  • Technology and ICT
  • Law - Academic
  • Intellectual Property Law
The American Constitution empowers Congress to enact copyright laws to ‘promote the progress of science and the useful arts’. This book offers the first in-depth analysis of the connection between copyright law as a legal institution and the constitutional goal of promoting social and cultural advancement.

Focusing on the relationship between this explicit purpose and the normative uses and production of creative works, Alina Ng argues that a robust copyright system that embodies moral and ethical principles is necessary to protect the different values and expectations of authors, publishers and users of creative works. The author demonstrates that a more nuanced understanding of property rights and statutory privileges, as bearing different types of entitlements, is critical to the sustainable development of society and culture at both national and international levels. She posits that as communication technologies become ubiquitous and facilitate greater connectivity between authors and their readers, the notion of authorship as a creative endeavor producing works with significant influence upon society and culture must form the central tenet of the copyright system.

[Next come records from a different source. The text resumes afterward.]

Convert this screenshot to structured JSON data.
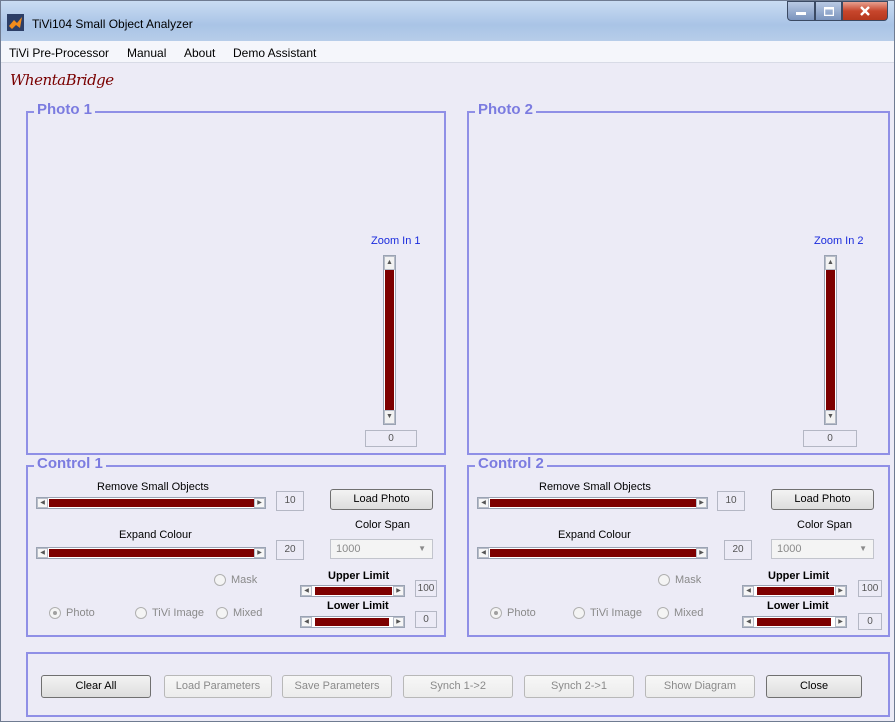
{
  "window": {
    "title": "TiVi104 Small Object Analyzer"
  },
  "menu": [
    "TiVi Pre-Processor",
    "Manual",
    "About",
    "Demo Assistant"
  ],
  "logo_text": "WhentaBridge",
  "photo1": {
    "title": "Photo 1",
    "zoom_label": "Zoom In 1",
    "zoom_value": "0"
  },
  "photo2": {
    "title": "Photo 2",
    "zoom_label": "Zoom In 2",
    "zoom_value": "0"
  },
  "control1": {
    "title": "Control 1",
    "remove_label": "Remove Small Objects",
    "remove_value": "10",
    "expand_label": "Expand Colour",
    "expand_value": "20",
    "load_photo": "Load Photo",
    "color_span_label": "Color Span",
    "color_span_value": "1000",
    "mask": "Mask",
    "upper_label": "Upper Limit",
    "upper_value": "100",
    "lower_label": "Lower Limit",
    "lower_value": "0",
    "radio_photo": "Photo",
    "radio_tivi": "TiVi Image",
    "radio_mixed": "Mixed"
  },
  "control2": {
    "title": "Control 2",
    "remove_label": "Remove Small Objects",
    "remove_value": "10",
    "expand_label": "Expand Colour",
    "expand_value": "20",
    "load_photo": "Load Photo",
    "color_span_label": "Color Span",
    "color_span_value": "1000",
    "mask": "Mask",
    "upper_label": "Upper Limit",
    "upper_value": "100",
    "lower_label": "Lower Limit",
    "lower_value": "0",
    "radio_photo": "Photo",
    "radio_tivi": "TiVi Image",
    "radio_mixed": "Mixed"
  },
  "bottom": {
    "clear_all": "Clear All",
    "load_parameters": "Load Parameters",
    "save_parameters": "Save Parameters",
    "synch_12": "Synch 1->2",
    "synch_21": "Synch 2->1",
    "show_diagram": "Show Diagram",
    "close": "Close"
  },
  "colors": {
    "panel_border": "#8f8fe6",
    "panel_title": "#7b7be0",
    "slider_fill": "#7d0000",
    "zoom_label": "#1a2bdd"
  }
}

This unique approach to copyright law will be of interest to legal, cultural and literary scholars as well as others interested in the relationship between creativity, authorship and progress.
‘. . . the book is enjoyable and thought-provoking, not least because it supports an understanding of copyright which is subject to heavy criticism at the moment, also among the general public. . . the book deserves to be carefully read by all those interested in copyright law and policy.’
– Eleonora Rosati, Journal of Intellectual Property Law and Practice

‘Legal texts abound on IP law. However, this book recently published by Elgar, is the first we’ve seen that explores in detail the moral, ethical and social dimensions underpinning the concept of copyright. . . this book provides much food for thought and is definitely absorbing reading for anyone, from authors, to publishers to IP lawyers and IT folk on both sides of the Atlantic.’
– Phillip Taylor MBE and Elizabeth Taylor, The Barrister Magazine
Contents: Foreword by Paul Goldstein Introduction: How Did We Get Here? Part I: Our Present 1. Knowledge in a Global Society 2. Cultural and Social Development Part II: Our Past 3. The Social Contract 4. A Second Opportunity 5. Landscaping the Legal Terrain Part III: Our Future 6. Building Bridges for Progress 7. The International Stage Conclusion: Where Do We Go From Here? Index